Twitter switched to algorithms for its timeline feature in 2016, but the company has now decided to bring back the classic reverse chronological timeline as an option for users.
Again, this will be in addition to Twitter’s algorithm-based feed, not a replacement for it.
“We’re working on providing you with an easily accessible way to switch between a timeline of tweets that are most relevant for you and a timeline of the latest tweets,” said Twitter.
As Twitter Product Lead Kayvon Beykpour commented, “We’re working on making it easier for people to control their Twitter timeline, including providing an easy switch to see the most recent tweets.” They’ll begin testing this feature in the coming weeks.
Show the best tweets first
Currently, your timeline on Twitter is machine-curated and interspersed with ads. The company has now admitted that this combination of the content its algorithm thinks you might like and the most recent posts “does not always get the balance right”.
“We’ve learned that when showing the best tweets first, people find Twitter more relevant and useful,” the micro-blogging company said. “However, we’ve heard feedback from people who at times prefer to see the most recent tweets.”
Disabling “Show the best tweets first” in your account settings menu on Twitter does exactly nothing to bring back the good ol’ chronological timeline. What the toggle accomplishes is remove some of the more prominent algorithmic bits from your timeline.

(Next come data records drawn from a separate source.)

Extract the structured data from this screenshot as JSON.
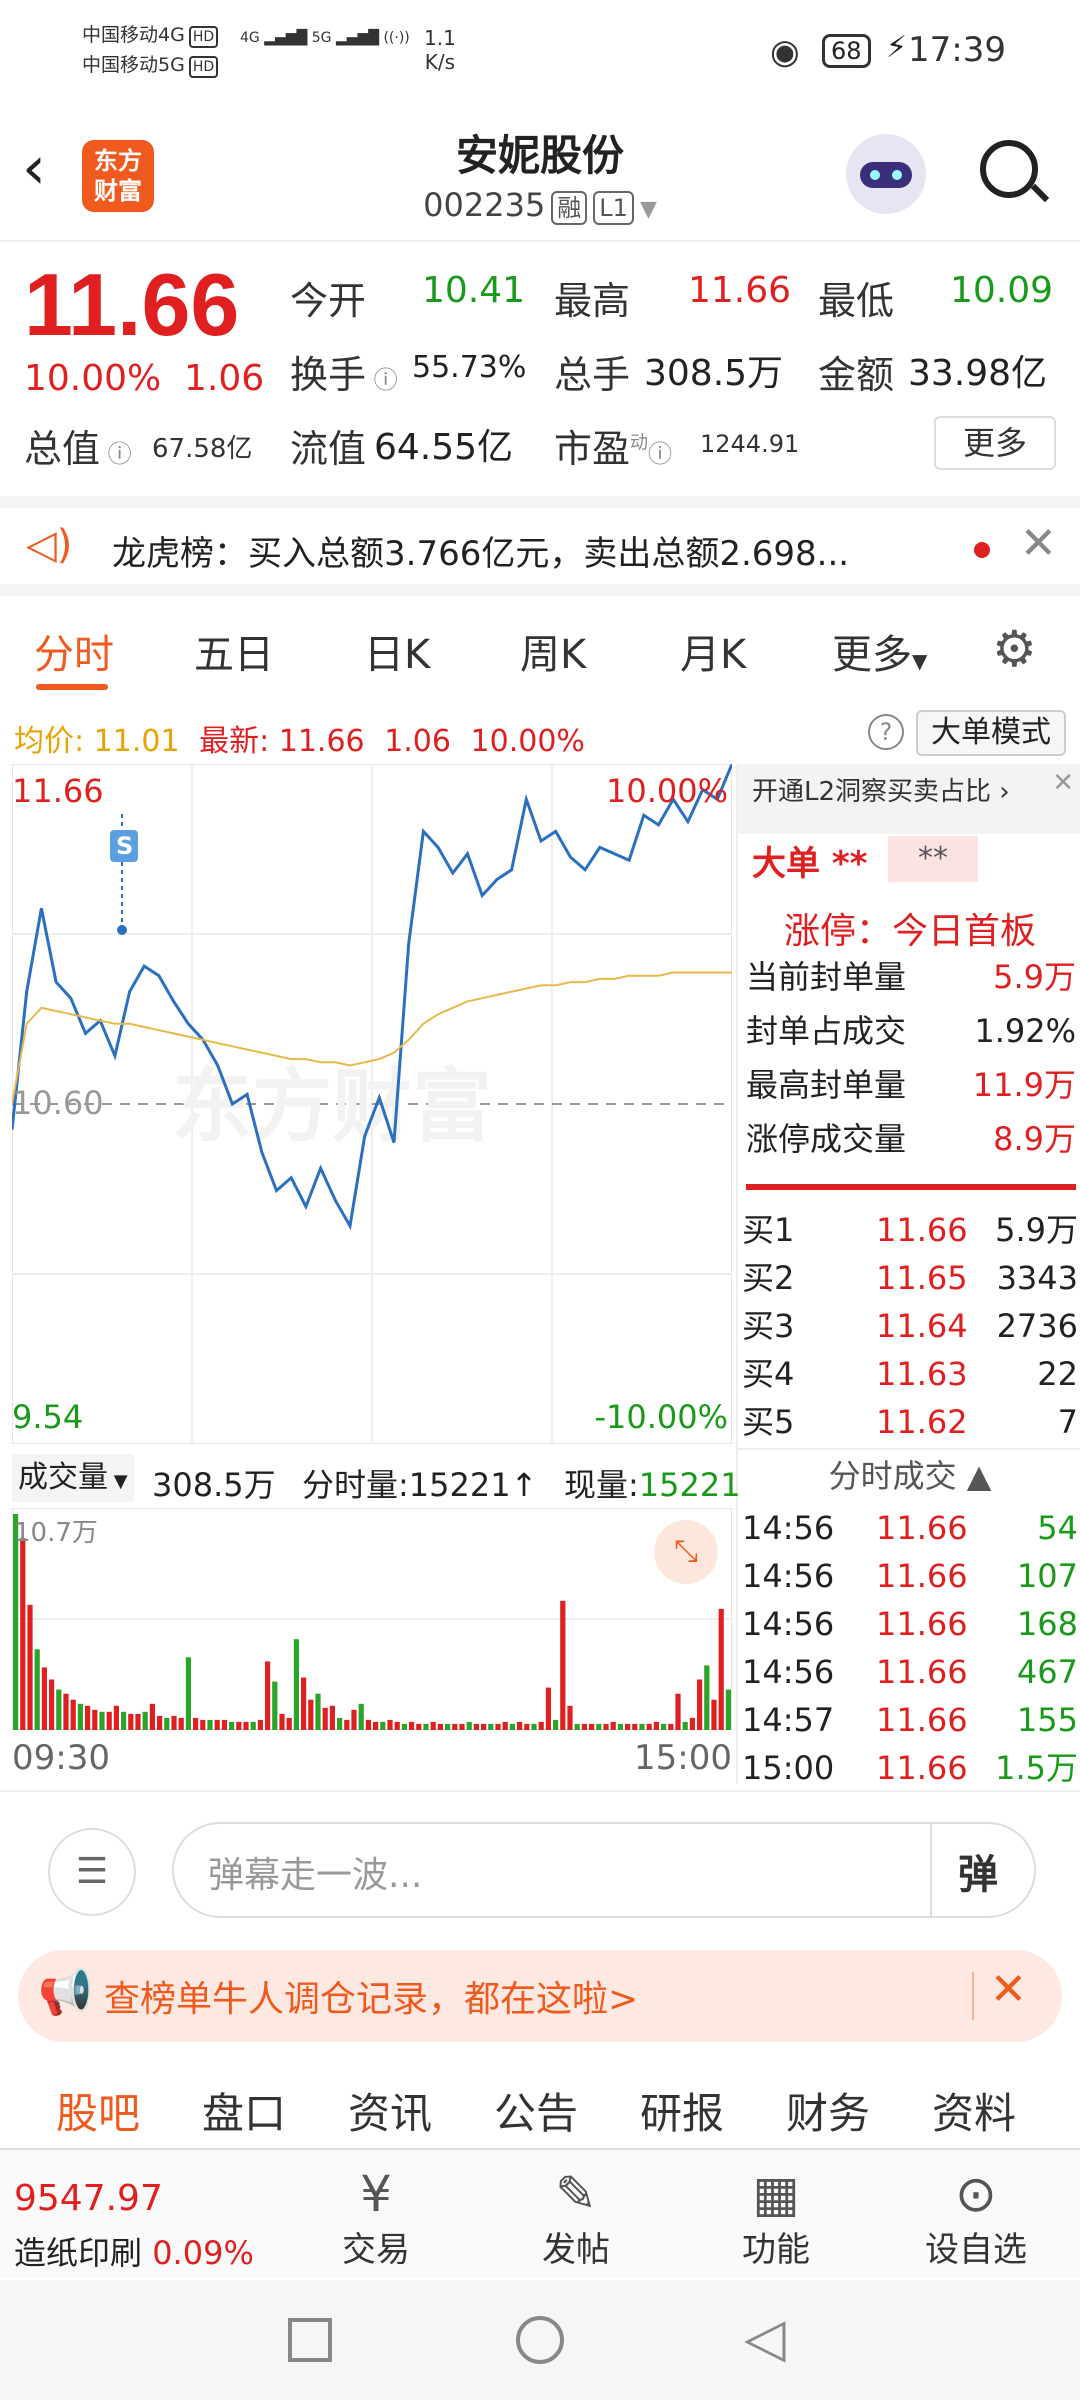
{
  "status": {
    "carrier1": "中国移动4G",
    "carrier2": "中国移动5G",
    "hd": "HD",
    "net1": "4G",
    "net2": "5G",
    "speed": "1.1",
    "speed_unit": "K/s",
    "battery": "68",
    "time": "17:39"
  },
  "header": {
    "logo_line1": "东方",
    "logo_line2": "财富",
    "title": "安妮股份",
    "code": "002235",
    "tag1": "融",
    "tag2": "L1"
  },
  "quote": {
    "price": "11.66",
    "change_pct": "10.00%",
    "change": "1.06",
    "open_label": "今开",
    "open": "10.41",
    "high_label": "最高",
    "high": "11.66",
    "low_label": "最低",
    "low": "10.09",
    "turnover_label": "换手",
    "turnover": "55.73%",
    "volume_label": "总手",
    "volume": "308.5万",
    "amount_label": "金额",
    "amount": "33.98亿",
    "mktcap_label": "总值",
    "mktcap": "67.58亿",
    "float_label": "流值",
    "float": "64.55亿",
    "pe_label": "市盈",
    "pe_sup": "动",
    "pe": "1244.91",
    "more": "更多"
  },
  "notice": {
    "text": "龙虎榜：买入总额3.766亿元，卖出总额2.698..."
  },
  "tabs": [
    "分时",
    "五日",
    "日K",
    "周K",
    "月K",
    "更多"
  ],
  "avgbar": {
    "avg_label": "均价:",
    "avg": "11.01",
    "latest_label": "最新:",
    "latest": "11.66",
    "change": "1.06",
    "pct": "10.00%",
    "mode_btn": "大单模式",
    "help": "?"
  },
  "chart": {
    "top_price": "11.66",
    "top_pct": "10.00%",
    "mid_price": "10.60",
    "bottom_price": "9.54",
    "bottom_pct": "-10.00%",
    "marker": "S",
    "watermark": "东方财富"
  },
  "chart_data": {
    "type": "line",
    "title": "",
    "xlabel": "",
    "ylabel": "",
    "ylim": [
      9.54,
      11.66
    ],
    "series": [
      {
        "name": "",
        "color": "#2a6fc0",
        "values": [
          10.52,
          10.95,
          11.21,
          10.98,
          10.93,
          10.82,
          10.86,
          10.75,
          10.95,
          11.03,
          11.0,
          10.92,
          10.85,
          10.8,
          10.72,
          10.6,
          10.63,
          10.45,
          10.33,
          10.37,
          10.28,
          10.4,
          10.3,
          10.22,
          10.5,
          10.62,
          10.48,
          11.1,
          11.45,
          11.4,
          11.32,
          11.38,
          11.25,
          11.3,
          11.33,
          11.55,
          11.42,
          11.45,
          11.37,
          11.33,
          11.4,
          11.38,
          11.36,
          11.5,
          11.47,
          11.55,
          11.48,
          11.58,
          11.55,
          11.66
        ]
      },
      {
        "name": "",
        "color": "#e8b84a",
        "values": [
          10.6,
          10.85,
          10.9,
          10.89,
          10.88,
          10.87,
          10.86,
          10.85,
          10.85,
          10.84,
          10.83,
          10.82,
          10.81,
          10.8,
          10.79,
          10.78,
          10.77,
          10.76,
          10.75,
          10.74,
          10.74,
          10.73,
          10.73,
          10.72,
          10.73,
          10.74,
          10.76,
          10.8,
          10.85,
          10.88,
          10.9,
          10.92,
          10.93,
          10.94,
          10.95,
          10.96,
          10.97,
          10.97,
          10.98,
          10.98,
          10.99,
          10.99,
          11.0,
          11.0,
          11.0,
          11.01,
          11.01,
          11.01,
          11.01,
          11.01
        ]
      }
    ],
    "volume_max_label": "10.7万",
    "volume": [
      10.7,
      9.5,
      6.2,
      4.0,
      3.1,
      2.5,
      2.0,
      1.8,
      1.5,
      1.3,
      1.2,
      1.0,
      0.9,
      0.9,
      1.2,
      0.9,
      0.8,
      0.8,
      0.9,
      1.3,
      0.7,
      0.6,
      0.7,
      0.6,
      3.6,
      0.6,
      0.5,
      0.5,
      0.5,
      0.5,
      0.4,
      0.4,
      0.4,
      0.4,
      0.5,
      3.4,
      2.4,
      0.8,
      0.6,
      4.5,
      2.6,
      1.5,
      1.8,
      1.1,
      1.2,
      0.6,
      0.5,
      1.0,
      1.3,
      0.5,
      0.4,
      0.4,
      0.5,
      0.4,
      0.3,
      0.4,
      0.3,
      0.3,
      0.4,
      0.3,
      0.3,
      0.3,
      0.3,
      0.4,
      0.3,
      0.3,
      0.3,
      0.3,
      0.4,
      0.3,
      0.4,
      0.3,
      0.3,
      0.4,
      2.1,
      0.5,
      6.4,
      1.2,
      0.3,
      0.3,
      0.3,
      0.3,
      0.3,
      0.4,
      0.3,
      0.3,
      0.3,
      0.3,
      0.3,
      0.4,
      0.3,
      0.3,
      1.8,
      0.4,
      0.6,
      2.5,
      3.2,
      1.5,
      6.0,
      2.0
    ],
    "x_start": "09:30",
    "x_end": "15:00"
  },
  "volbar": {
    "label": "成交量",
    "value": "308.5万",
    "tick_label": "分时量:",
    "tick_val": "15221",
    "now_label": "现量:",
    "now_val": "15221"
  },
  "rightpanel": {
    "promo": "开通L2洞察买卖占比",
    "big_label": "大单",
    "big_val1": "**",
    "big_val2": "**",
    "limit_title": "涨停：今日首板",
    "rows": [
      {
        "label": "当前封单量",
        "value": "5.9万"
      },
      {
        "label": "封单占成交",
        "value": "1.92%"
      },
      {
        "label": "最高封单量",
        "value": "11.9万"
      },
      {
        "label": "涨停成交量",
        "value": "8.9万"
      }
    ],
    "bids": [
      {
        "label": "买1",
        "price": "11.66",
        "qty": "5.9万"
      },
      {
        "label": "买2",
        "price": "11.65",
        "qty": "3343"
      },
      {
        "label": "买3",
        "price": "11.64",
        "qty": "2736"
      },
      {
        "label": "买4",
        "price": "11.63",
        "qty": "22"
      },
      {
        "label": "买5",
        "price": "11.62",
        "qty": "7"
      }
    ],
    "ticks_title": "分时成交",
    "ticks": [
      {
        "time": "14:56",
        "price": "11.66",
        "qty": "54"
      },
      {
        "time": "14:56",
        "price": "11.66",
        "qty": "107"
      },
      {
        "time": "14:56",
        "price": "11.66",
        "qty": "168"
      },
      {
        "time": "14:56",
        "price": "11.66",
        "qty": "467"
      },
      {
        "time": "14:57",
        "price": "11.66",
        "qty": "155"
      },
      {
        "time": "15:00",
        "price": "11.66",
        "qty": "1.5万"
      }
    ]
  },
  "danmu": {
    "placeholder": "弹幕走一波...",
    "send": "弹"
  },
  "promo": {
    "text": "查榜单牛人调仓记录，都在这啦>"
  },
  "bottomtabs": [
    "股吧",
    "盘口",
    "资讯",
    "公告",
    "研报",
    "财务",
    "资料"
  ],
  "toolbar": {
    "index_value": "9547.97",
    "index_name": "造纸印刷",
    "index_pct": "0.09%",
    "items": [
      "交易",
      "发帖",
      "功能",
      "设自选"
    ]
  }
}
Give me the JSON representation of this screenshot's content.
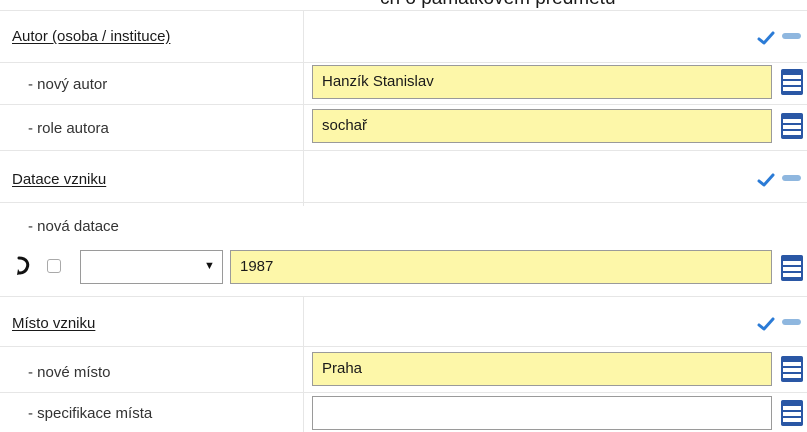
{
  "top_clipped_text": "ch o památkovém předmětu",
  "sections": {
    "author": {
      "title": "Autor (osoba / instituce)",
      "new_label": "- nový autor",
      "new_value": "Hanzík Stanislav",
      "role_label": "- role autora",
      "role_value": "sochař"
    },
    "dating": {
      "title": "Datace vzniku",
      "new_label": "- nová datace",
      "select_value": "",
      "value": "1987"
    },
    "place": {
      "title": "Místo vzniku",
      "new_label": "- nové místo",
      "new_value": "Praha",
      "spec_label": "- specifikace místa",
      "spec_value": ""
    }
  },
  "icons": {
    "check": "checkmark-icon",
    "minus": "minus-icon",
    "list": "list-menu-icon",
    "hook": "hook-arrow-icon"
  },
  "colors": {
    "field_highlight": "#fdf7a9",
    "check_blue": "#2b7bd6",
    "minus_blue": "#8fb7df",
    "list_blue": "#2a57a5"
  }
}
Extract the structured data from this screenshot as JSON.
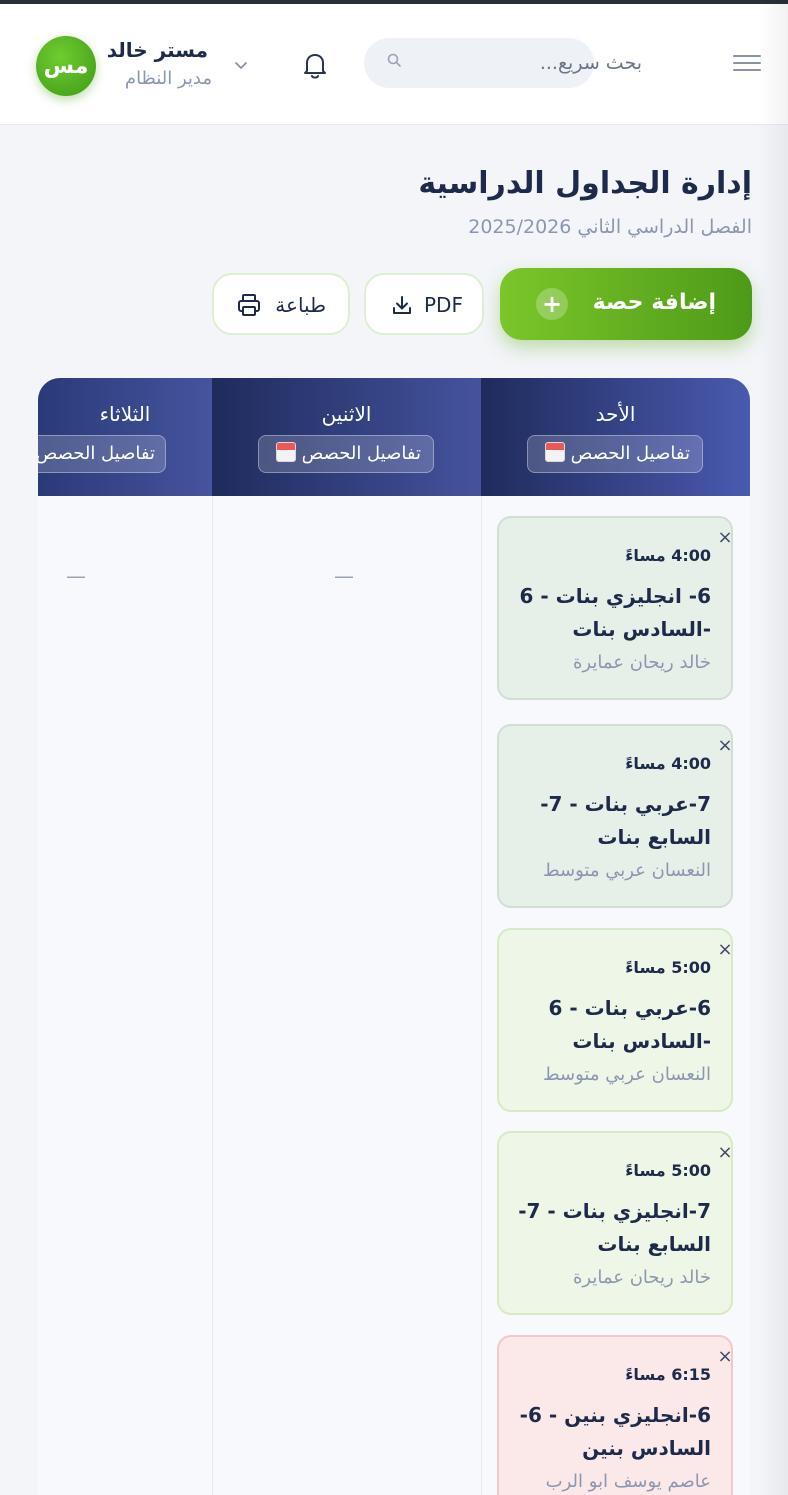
{
  "header": {
    "search_placeholder": "بحث سريع...",
    "user_name": "مستر خالد",
    "user_role": "مدير النظام",
    "avatar_initials": "مس"
  },
  "page": {
    "title": "إدارة الجداول الدراسية",
    "subtitle": "الفصل الدراسي الثاني 2025/2026"
  },
  "actions": {
    "add_label": "إضافة حصة",
    "pdf_label": "PDF",
    "print_label": "طباعة"
  },
  "days": [
    {
      "name": "الأحد",
      "details_label": "تفاصيل الحصص"
    },
    {
      "name": "الاثنين",
      "details_label": "تفاصيل الحصص"
    },
    {
      "name": "الثلاثاء",
      "details_label": "تفاصيل الحصص"
    }
  ],
  "empty_marker": "—",
  "sessions": [
    {
      "time": "4:00 مساءً",
      "subject": "6- انجليزي بنات - 6 -السادس بنات",
      "teacher": "خالد ريحان عمايرة",
      "tone": "gray"
    },
    {
      "time": "4:00 مساءً",
      "subject": "7-عربي بنات - 7- السابع بنات",
      "teacher": "النعسان عربي متوسط",
      "tone": "gray"
    },
    {
      "time": "5:00 مساءً",
      "subject": "6-عربي بنات - 6 -السادس بنات",
      "teacher": "النعسان عربي متوسط",
      "tone": "green"
    },
    {
      "time": "5:00 مساءً",
      "subject": "7-انجليزي بنات - 7- السابع بنات",
      "teacher": "خالد ريحان عمايرة",
      "tone": "green"
    },
    {
      "time": "6:15 مساءً",
      "subject": "6-انجليزي بنين - 6- السادس بنين",
      "teacher": "عاصم يوسف ابو الرب",
      "tone": "red"
    }
  ],
  "colors": {
    "accent_green": "#5fae1e",
    "header_navy": "#1f2b5c",
    "text_dark": "#1d2a4a",
    "text_muted": "#8b97b0"
  },
  "icons": [
    "menu-icon",
    "search-icon",
    "bell-icon",
    "chevron-down-icon",
    "plus-icon",
    "download-icon",
    "printer-icon",
    "calendar-icon",
    "close-icon"
  ]
}
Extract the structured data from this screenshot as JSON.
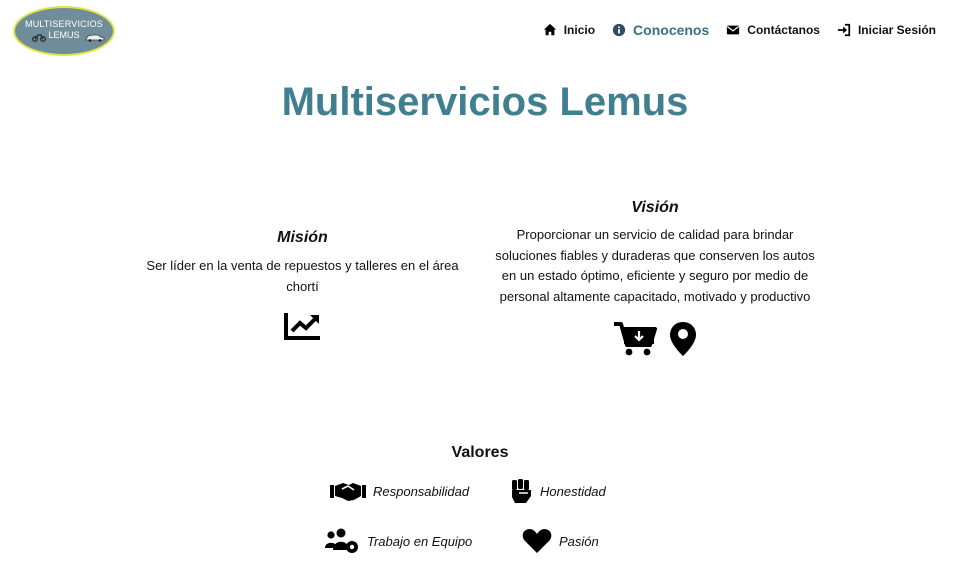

However, they’ve updated the toggle’s behavior today.
There’s some confusion about this Twitter setting
Now when you toggle off “Show the best tweets first,” you’ll only see tweets from people you follow in reverse chronological order without any of the “In case you missed it” stuff or recommended tweets from people you don’t actually follow.
“Our plan is to eventually replace this setting when the easier-to-access switch described above is available,” Twitter has promised.
The algorithm: pros and cons
I’ve always hated algorithm-based feeds in apps like Twitter, Facebook and Instagram. I do not have anything against the approach if optional, but many popular services have been increasingly abandoning this preferred classic approach in favor of the Almighty Algorithm.
Algorithms aren’t inherently bad for surfacing content, but an algorithm-powered feed should never be a substitute for the reverse chronological ordering, where the items in your feed are ordered from the most recent to the oldest.
Part of the allure of apps like Twitterrific is their reverse chronological ordering
A feed algorithm is like a black box. People are totally oblivious as to the criteria that the algorithm is based on to identify content you might like or determine item ordering in your feed.
Is my Instagram feed powered by what I might like? Or is it driven based on what Instagram thinks I should consume in order to drive their ad sales? Is recommended content driven by the products I previously liked or by demand? Is a piece of content I’m seeing from a friend in my feed recent or something that Instagram has resurfaced because I missed it?
It would be fair if those services gave us options. Those who trust the algorithm to determine what to see in the feed should be able to switch to the algorithm, but not at the expense of the folks who prefer seeing stuff in their feeds in the more logical reverse chronological order.